Eat slowly. Savor. Chew! People really underestimate chewing. It’s where digestion begins; your saliva starts to break down the food. Don’t rush through dinner and immediately go for seconds. Put your fork down between bites if you have to. Just pay attention to how and what your’e eating. Don’t mindlessly shovel it in.
If you want seconds, go for seconds. I definitely do. But I wait a bit before diving back in. Sometimes it takes a little while to register how full we are. If you immediately load up your plate, you might end up feeling so uncomfortably stuffed that you just went from having to undo the fly on your pants to having to remove your pants altogether. And that’s weird.
Tip #5: Eat what you want. You’re a grown a$$ adult!
The “advice” that really bothers me around the holidays is that people should just deprive themselves.
Skip dessert. Bring a big salad to Thanksgiving dinner, then just load your plate up with that and a little bit of turkey. Only eat turkey at dinner with veggie based sides. Run in place while you eat your meal.
You’re capable of making healthy decisions for yourself. This doesn’t mean you need to deprive yourself. This doesn’t mean you need to follow the bad advice out there.

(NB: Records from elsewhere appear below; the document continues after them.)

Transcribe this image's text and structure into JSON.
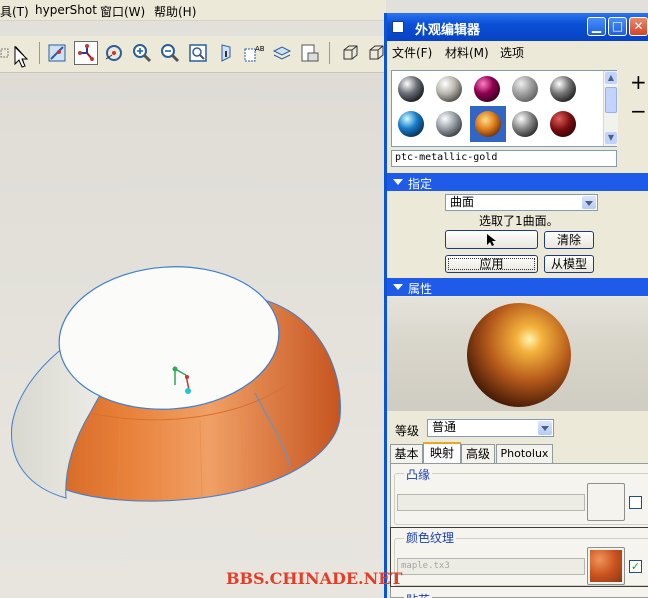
{
  "menubar": {
    "items": [
      "具(T)",
      "hyperShot",
      "窗口(W)",
      "帮助(H)"
    ]
  },
  "dialog": {
    "title": "外观编辑器",
    "menu": [
      "文件(F)",
      "材料(M)",
      "选项"
    ],
    "library": {
      "add_label": "+",
      "remove_label": "−",
      "selected_material": "ptc-metallic-gold"
    },
    "assign": {
      "header": "指定",
      "type_value": "曲面",
      "status": "选取了1曲面。",
      "clear_label": "清除",
      "apply_label": "应用",
      "from_model_label": "从模型"
    },
    "properties": {
      "header": "属性",
      "level_label": "等级",
      "level_value": "普通",
      "tabs": [
        "基本",
        "映射",
        "高级",
        "Photolux"
      ],
      "active_tab": "映射",
      "bump_label": "凸缘",
      "color_texture_label": "颜色纹理",
      "color_texture_file": "maple.tx3",
      "next_label": "贴花"
    }
  },
  "watermark": "BBS.CHINADE.NET",
  "colors": {
    "title_blue": "#0a4fd6",
    "section_blue": "#1e5be8",
    "watermark": "#e33d2a"
  }
}
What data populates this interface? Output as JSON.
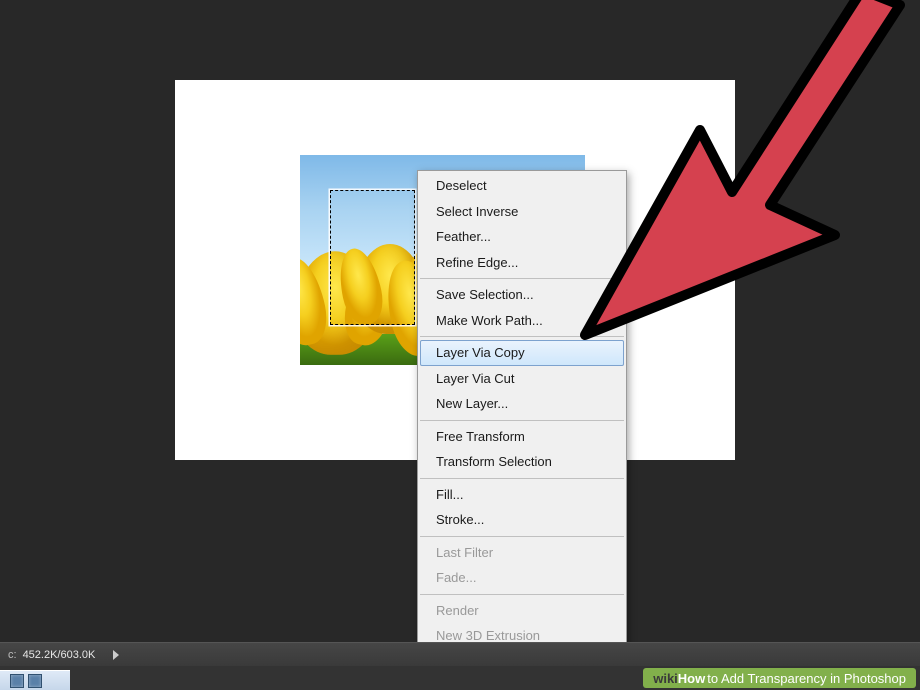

Use your own judgment, no one knows your body better than you. If you want those mashed potaters, eat ’em! If you know the stuffing grandma made is going to upset your stomach, maybe skip it. Do what’s right for you.
This isn’t a ticket to stuff yourself so full that you feel sick. This is a time to enjoy a great meal with family and friends. There’s no need to focus on how many calories are in the pie or how many carbs are in the stuffing. Just make healthy choices that work for you and don’t stress out over what you eat.